April 2, 2015
Authored by: Bryan Cave Leighton Paisner
On August 4, 2014, FinCEN released proposed rules that would require banks and certain other financial institutions to identify the “beneficial owners” of their business entity customers and to verify the identity of each such beneficial owner (the “Proposal”). If the Proposal results in final rules that are substantially identical to the proposed rules, financial institutions might be unable to comply without violating the federal Fair Credit Reporting Act (“FCRA”).
Under the Proposal, “beneficial owners” would generally include at least one manager of the entity and each individual owning 25% or more of the entity. This could mean up to five individuals if no manager also owns 25% or more of the entity.
The Proposal would require a financial institution first to identify the customer’s beneficial owners. This should be reasonably manageable because institutions would be able to provide a certification form to its customer and require that the customer name its beneficial owners. Financial institution’s would not be required to take independent steps to verify the status of such persons as beneficial owners.
The potential legal conflict arises under the second prong of the Proposal, under which the financial institution would be required to verify the identity of those persons whom it has been told are the customer’s beneficial owners. The Proposal would require a financial institution to verify the identity of each beneficial owner using risk-based procedures that are “identical to the covered financial institution’s Customer Identification Program procedures required for verifying the identity of customers that are individuals.”

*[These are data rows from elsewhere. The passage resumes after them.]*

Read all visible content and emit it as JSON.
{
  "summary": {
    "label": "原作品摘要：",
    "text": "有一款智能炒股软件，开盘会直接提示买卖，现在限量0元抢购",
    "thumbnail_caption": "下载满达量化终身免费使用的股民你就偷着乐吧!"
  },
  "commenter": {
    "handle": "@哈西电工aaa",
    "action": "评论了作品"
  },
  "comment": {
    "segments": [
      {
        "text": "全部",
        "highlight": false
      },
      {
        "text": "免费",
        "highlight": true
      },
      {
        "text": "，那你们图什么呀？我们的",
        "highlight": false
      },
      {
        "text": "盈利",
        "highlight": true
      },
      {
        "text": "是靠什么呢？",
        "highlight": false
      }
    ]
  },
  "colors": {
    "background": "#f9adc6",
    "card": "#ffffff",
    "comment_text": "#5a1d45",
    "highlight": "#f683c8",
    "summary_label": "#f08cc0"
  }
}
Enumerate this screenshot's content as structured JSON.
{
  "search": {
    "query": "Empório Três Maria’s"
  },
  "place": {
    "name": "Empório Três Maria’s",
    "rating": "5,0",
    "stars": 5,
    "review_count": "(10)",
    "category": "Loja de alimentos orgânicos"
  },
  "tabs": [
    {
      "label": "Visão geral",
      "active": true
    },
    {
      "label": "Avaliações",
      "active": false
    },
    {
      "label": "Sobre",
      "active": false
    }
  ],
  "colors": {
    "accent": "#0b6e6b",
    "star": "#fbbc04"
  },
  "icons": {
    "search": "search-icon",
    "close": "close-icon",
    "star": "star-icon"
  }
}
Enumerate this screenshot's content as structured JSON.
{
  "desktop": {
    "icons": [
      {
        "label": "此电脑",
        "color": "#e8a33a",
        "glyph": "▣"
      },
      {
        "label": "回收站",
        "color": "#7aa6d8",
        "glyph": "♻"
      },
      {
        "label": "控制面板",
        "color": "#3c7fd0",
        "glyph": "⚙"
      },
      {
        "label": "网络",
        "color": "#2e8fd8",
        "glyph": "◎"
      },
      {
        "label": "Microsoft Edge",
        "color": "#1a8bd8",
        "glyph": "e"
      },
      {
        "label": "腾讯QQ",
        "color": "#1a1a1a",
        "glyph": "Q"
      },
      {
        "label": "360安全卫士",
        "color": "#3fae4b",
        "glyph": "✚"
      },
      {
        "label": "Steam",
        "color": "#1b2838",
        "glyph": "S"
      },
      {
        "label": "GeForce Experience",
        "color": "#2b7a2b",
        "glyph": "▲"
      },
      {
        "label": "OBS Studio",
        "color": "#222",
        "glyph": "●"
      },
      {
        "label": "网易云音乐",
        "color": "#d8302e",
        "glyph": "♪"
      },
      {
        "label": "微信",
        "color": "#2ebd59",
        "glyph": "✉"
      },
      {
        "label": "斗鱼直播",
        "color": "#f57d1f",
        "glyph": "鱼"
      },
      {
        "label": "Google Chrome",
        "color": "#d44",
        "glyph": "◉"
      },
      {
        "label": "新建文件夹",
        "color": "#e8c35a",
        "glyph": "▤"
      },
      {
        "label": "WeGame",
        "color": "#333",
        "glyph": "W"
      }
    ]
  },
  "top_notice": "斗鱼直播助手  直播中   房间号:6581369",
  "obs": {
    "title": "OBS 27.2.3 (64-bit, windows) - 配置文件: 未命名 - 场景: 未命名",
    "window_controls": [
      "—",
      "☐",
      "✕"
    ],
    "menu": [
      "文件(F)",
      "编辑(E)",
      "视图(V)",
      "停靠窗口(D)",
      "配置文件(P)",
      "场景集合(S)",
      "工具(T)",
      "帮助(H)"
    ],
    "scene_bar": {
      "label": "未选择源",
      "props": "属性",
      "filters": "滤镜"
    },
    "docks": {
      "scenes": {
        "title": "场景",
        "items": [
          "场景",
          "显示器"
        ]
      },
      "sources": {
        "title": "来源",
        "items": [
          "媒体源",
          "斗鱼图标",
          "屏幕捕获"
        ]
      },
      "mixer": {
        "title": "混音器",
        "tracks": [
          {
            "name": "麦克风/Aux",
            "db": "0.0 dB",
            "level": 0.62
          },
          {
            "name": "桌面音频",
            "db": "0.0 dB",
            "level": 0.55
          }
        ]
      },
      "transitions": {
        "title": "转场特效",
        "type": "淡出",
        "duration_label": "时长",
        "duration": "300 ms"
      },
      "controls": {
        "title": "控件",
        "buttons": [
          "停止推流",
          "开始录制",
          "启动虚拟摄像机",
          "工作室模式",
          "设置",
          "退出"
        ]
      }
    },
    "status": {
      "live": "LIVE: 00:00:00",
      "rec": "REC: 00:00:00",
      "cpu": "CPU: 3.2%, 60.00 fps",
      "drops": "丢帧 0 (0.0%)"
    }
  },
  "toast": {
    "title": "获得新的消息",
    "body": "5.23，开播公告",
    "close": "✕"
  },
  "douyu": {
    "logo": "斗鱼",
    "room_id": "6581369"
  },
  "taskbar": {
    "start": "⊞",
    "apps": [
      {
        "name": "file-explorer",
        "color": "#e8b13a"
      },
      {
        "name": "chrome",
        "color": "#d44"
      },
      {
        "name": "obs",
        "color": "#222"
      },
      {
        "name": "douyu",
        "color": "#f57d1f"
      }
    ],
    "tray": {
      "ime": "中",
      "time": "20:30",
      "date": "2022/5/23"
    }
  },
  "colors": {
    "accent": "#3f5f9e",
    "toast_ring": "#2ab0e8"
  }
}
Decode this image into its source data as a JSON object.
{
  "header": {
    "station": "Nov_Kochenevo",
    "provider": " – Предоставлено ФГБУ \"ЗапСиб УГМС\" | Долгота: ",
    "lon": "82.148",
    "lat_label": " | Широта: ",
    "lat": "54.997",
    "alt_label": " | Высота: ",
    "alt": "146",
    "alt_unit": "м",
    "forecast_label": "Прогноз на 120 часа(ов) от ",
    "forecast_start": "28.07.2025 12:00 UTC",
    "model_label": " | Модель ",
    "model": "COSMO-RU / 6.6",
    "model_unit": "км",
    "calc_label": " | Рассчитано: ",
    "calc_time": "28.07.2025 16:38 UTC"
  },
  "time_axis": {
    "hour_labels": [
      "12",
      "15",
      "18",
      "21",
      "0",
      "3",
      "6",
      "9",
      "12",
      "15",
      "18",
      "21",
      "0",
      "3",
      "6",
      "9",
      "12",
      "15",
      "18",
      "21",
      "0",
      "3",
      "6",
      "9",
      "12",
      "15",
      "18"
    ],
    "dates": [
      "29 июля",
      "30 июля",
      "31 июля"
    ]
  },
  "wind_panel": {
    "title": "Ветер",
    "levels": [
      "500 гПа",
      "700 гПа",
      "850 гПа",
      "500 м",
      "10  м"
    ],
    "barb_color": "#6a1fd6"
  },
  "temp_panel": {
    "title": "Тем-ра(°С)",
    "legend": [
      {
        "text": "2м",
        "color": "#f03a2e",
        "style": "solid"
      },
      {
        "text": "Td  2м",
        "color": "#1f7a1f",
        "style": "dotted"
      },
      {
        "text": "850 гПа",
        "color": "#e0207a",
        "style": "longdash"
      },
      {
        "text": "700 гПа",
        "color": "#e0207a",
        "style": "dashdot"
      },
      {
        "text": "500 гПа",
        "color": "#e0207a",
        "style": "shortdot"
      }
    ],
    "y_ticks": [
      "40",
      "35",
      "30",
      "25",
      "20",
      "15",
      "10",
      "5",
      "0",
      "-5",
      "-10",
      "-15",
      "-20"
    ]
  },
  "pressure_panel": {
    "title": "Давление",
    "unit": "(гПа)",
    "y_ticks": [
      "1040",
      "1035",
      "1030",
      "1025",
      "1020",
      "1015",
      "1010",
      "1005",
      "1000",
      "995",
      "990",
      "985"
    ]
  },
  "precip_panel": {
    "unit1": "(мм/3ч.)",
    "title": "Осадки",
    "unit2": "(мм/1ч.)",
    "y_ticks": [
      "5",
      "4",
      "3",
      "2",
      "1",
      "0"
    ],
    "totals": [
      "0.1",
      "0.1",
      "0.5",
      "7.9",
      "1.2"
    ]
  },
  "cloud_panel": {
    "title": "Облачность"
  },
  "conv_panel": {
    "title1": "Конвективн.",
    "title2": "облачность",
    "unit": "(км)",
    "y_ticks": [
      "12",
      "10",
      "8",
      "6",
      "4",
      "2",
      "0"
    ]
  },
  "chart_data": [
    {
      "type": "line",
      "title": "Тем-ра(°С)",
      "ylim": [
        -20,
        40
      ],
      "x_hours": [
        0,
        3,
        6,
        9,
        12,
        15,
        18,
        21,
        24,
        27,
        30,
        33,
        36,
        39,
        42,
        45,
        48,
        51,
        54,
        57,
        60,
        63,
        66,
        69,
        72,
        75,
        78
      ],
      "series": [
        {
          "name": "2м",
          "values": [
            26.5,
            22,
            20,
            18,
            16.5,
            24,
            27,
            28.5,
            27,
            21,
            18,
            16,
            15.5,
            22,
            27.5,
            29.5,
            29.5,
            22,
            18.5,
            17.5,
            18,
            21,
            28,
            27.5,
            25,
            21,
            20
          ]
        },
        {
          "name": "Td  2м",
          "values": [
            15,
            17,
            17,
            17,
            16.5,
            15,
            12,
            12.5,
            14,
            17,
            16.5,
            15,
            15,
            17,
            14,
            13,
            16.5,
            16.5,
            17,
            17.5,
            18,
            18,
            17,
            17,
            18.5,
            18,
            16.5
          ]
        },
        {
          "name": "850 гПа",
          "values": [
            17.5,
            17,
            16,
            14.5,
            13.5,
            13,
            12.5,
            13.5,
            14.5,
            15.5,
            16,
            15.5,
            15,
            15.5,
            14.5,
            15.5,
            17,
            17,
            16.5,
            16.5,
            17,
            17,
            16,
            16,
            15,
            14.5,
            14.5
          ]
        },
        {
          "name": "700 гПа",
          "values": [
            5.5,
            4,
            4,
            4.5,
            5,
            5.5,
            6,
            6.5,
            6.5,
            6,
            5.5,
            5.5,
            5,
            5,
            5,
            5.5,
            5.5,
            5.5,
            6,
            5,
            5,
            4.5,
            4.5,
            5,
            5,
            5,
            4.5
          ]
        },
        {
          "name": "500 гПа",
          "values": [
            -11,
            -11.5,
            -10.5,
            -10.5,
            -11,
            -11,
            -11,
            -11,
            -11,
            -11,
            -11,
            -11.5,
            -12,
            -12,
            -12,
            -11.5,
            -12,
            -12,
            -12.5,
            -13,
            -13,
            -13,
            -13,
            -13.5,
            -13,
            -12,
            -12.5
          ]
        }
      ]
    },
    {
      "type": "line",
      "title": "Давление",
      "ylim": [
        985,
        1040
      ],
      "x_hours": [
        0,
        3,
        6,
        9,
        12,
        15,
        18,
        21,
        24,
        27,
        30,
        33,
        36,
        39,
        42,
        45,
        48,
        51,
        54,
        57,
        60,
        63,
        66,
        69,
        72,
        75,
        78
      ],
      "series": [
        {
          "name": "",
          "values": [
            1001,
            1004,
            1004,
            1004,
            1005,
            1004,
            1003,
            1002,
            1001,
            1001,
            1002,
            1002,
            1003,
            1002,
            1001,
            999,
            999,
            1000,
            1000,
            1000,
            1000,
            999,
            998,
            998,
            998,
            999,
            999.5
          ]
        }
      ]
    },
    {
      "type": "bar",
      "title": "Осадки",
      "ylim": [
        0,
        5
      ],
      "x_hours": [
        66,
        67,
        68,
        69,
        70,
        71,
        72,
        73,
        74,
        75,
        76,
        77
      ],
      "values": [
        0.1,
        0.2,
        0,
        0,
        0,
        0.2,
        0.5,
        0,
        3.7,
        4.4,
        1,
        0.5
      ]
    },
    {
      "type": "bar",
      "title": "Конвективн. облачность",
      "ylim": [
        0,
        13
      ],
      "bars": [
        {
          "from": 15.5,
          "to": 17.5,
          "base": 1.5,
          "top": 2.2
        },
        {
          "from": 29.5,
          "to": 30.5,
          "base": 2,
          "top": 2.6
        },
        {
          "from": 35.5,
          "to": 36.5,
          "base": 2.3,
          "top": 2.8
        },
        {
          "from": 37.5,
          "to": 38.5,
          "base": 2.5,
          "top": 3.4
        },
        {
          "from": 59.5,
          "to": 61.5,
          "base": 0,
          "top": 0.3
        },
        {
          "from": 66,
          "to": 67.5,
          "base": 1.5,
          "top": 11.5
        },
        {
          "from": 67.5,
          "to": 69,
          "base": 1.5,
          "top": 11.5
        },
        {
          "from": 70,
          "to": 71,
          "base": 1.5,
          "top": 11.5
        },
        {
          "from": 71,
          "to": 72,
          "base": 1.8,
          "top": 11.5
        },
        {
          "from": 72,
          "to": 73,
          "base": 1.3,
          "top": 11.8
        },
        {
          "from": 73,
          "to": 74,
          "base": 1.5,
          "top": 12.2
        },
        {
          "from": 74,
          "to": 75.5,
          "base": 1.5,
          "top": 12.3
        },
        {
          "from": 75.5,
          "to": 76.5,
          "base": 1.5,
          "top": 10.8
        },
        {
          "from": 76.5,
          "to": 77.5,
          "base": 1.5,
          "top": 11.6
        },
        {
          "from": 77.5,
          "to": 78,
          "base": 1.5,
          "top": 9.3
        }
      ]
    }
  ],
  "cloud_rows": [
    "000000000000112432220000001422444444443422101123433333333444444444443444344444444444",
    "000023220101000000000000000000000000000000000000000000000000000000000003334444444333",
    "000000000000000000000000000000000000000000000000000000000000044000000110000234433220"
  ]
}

Whether in a deposit or loan context, banks often will obtain a single credit report or other consumer report for the combined purposes of an initial OFAC screen, to confirm the customer’s creditworthiness, and to verify the customer’s identity under the institution’s Customer Identification Program (“CIP”). Such reports are “consumer reports” under the FCRA and therefore subject to the FCRA’s rules, including with respect to when such reports may be obtained.